I’ve wanted to run a marathon for a while. Like, since I first decided to register for a half marathon. Unfortunately, I’ve been too afraid.
I remember when I finished my first 10K I thought to myself, “that wasn’t too bad; I think I could handle a half marathon.” Then when I finished my first half marathon I thought, “NOPE, definitely still can’t do a marathon.” But the problem with things like this (insanely challenging things) is that you probably won’t ever feel ready. So, two weeks ago, in a moment of extreme bravery, I registered for my first marathon.
The race isn’t until December, so I have plenty of time to train, and it’s local so I may have talked a friend into running it with me. Both good things. I’m still very nervous, but I’m looking forward to the challenge.
…and to how badass I’m sure I’ll feel at the end. 🙂

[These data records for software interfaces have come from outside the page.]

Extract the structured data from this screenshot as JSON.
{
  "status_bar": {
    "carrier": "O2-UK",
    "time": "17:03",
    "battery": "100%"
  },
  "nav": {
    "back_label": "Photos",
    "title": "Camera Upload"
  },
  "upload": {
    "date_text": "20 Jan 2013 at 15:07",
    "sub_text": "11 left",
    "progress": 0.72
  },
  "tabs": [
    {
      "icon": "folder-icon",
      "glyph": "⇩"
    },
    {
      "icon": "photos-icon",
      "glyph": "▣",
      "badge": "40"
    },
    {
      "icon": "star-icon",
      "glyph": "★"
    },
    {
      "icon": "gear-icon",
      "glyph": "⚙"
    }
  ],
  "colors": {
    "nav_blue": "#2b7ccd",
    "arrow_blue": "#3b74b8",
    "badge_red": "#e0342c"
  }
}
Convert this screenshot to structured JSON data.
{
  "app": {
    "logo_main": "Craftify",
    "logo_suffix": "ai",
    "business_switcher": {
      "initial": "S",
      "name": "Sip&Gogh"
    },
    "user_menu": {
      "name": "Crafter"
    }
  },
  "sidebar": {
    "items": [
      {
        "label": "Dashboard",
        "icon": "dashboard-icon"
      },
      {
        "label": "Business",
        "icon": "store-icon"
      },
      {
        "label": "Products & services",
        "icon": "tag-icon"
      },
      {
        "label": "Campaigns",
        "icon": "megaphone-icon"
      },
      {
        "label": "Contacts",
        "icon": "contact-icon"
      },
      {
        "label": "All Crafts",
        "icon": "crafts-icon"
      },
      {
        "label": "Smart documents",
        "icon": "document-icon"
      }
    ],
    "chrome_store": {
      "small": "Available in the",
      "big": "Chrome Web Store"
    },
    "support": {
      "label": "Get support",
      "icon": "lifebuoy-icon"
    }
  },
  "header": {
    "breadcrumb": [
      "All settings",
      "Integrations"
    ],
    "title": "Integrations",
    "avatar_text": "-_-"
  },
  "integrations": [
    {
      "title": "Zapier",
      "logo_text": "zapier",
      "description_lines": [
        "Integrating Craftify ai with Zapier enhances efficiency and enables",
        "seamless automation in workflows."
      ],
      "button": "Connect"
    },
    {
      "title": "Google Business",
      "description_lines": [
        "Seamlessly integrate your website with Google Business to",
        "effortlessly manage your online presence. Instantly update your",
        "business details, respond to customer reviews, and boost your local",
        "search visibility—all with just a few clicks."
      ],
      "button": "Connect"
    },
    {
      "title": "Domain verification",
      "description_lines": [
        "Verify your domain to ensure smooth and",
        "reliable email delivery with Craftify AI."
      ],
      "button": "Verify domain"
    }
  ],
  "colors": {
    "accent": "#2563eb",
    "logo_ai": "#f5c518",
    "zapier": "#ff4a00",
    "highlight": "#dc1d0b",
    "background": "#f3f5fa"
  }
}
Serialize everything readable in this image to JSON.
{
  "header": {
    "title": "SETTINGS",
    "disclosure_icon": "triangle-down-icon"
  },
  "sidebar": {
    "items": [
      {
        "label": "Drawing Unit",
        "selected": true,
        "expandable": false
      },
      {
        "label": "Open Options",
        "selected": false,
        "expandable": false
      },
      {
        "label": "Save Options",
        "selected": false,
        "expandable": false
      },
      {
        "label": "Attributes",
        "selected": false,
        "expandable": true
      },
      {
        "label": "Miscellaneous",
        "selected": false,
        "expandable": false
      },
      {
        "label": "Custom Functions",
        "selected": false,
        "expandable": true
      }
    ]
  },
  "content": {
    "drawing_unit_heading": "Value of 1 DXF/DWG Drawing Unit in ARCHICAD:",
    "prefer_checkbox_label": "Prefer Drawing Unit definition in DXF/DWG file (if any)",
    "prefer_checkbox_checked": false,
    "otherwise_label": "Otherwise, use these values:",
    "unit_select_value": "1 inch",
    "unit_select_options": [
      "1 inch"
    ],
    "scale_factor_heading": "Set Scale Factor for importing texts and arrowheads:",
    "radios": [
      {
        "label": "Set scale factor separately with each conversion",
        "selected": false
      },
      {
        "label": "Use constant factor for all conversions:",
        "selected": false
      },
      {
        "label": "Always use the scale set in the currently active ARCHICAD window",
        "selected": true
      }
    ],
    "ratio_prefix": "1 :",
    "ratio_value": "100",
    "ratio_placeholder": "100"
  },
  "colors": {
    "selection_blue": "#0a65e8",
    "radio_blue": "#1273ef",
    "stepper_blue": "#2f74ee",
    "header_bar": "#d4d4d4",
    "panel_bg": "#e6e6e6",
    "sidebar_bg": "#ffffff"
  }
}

Ok, I know, a ton of people say they’re passionate about helping people. And that’s awesome, because frankly people need a lot of help, but I’m taking this in a slightly different direction. Actually, “Helping People” probably wasn’t the best title for this post, but if I change it now I’ll have to erase this entire paragraph and start over again, so I’m sticking with it.
What I really mean is – I think I’ve discovered that I really enjoy sharing my knowledge, which will hopefully then ultimately help people. Or put less abstractly, now that I’ve learned so much about nutrition/weight loss, experienced so much of my own success, and watched my sister go through a really phenomenal beginning to the same process, I really just want to teach everyone everything I’ve learned.
In retrospect, starting a blog with the intention to share much of what I’ve learned (among other things) probably should have been a good hint that that’s the case.
At the very end of my last fitness post, I mentioned the importance of having goals that make you feel like you’re exercising because you want to, not because you feel like you have to. And that is absolutely one of the most essential elements of keeping up with a fitness program; you have to be doing it for the right reasons. Let me explain.
When I first started going to the gym on a regular basis, I was doing it to lose weight. That’s a common goal, and I was serious about it, but the problem was that I had limited motivation for doing it. I mentioned last time that I had several mental breakdowns out of frustration – I was losing weight, but slowly enough that I couldn’t see a visible difference, and I had never been overweight so I didn’t feel like it was that important that I continue to lose it. Essentially, weight loss was too slow to seem like I was making any progress and not important enough for me to accept that progress would be slow.
I did keep going, in part with the help of my boyfriend’s emotional support and in part because I was training for a 10K and I didn’t want to hold back the friend I would be running with, but working out absolutely felt like a chore and I had to use mind tricks to get myself to continue doing it. I wish I had known at the time that there’s a better and easier way:
Set Readily Achievable Goals Unrelated to Physical Appearance